Buddha's Hand

This strange-looking fruit is as little-known as it is intriguing. This "fingered" fruit from the citrus family originated in Southeast Asia and is unique for looking like a hand. The number of "digits" varies from one fruit to another.

It is closely related to the lemon and can measure up to 25 cm long and weigh 4 kg. The green or yellowish flesh is sour and not very juicy, but its scent is mild and pleasant.

It is a mythical fruit, traditionally offered to the Buddha during religious ceremonies and given as a token of good luck at Chinese New Year. It is said that the French king Louis XIV was so fond of its fragrance that he had some planted in the Orangerie.

Grown mostly in Corsica, Morocco and Crete where the climate is suitable, the Buddha's hand grows on a bush and is cultivated in the spring.


Raw or candied, Buddha's hand can be used in many ways, leaving a mild lemony-orange scent in its wake.

Often grated for its zest, it can also be finely diced to be used in salads, with fish or in sweet desserts.

If you're looking for something new, bring out this "joker" of the citrus family!


In collaboration with CEDUS.

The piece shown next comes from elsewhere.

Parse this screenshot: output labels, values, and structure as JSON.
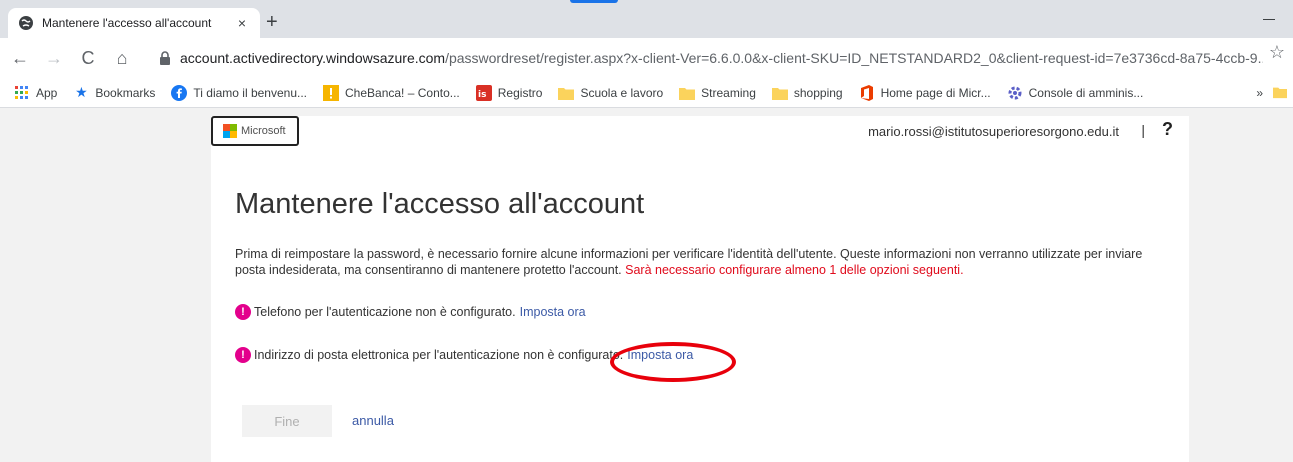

Search within the site
Advanced search >
Register free to receive our official newsletter
Sign up
Subscribe to our free RSS feeds:
Get the daily and monthly recipe posts automatically added to your newsreader.
Sign up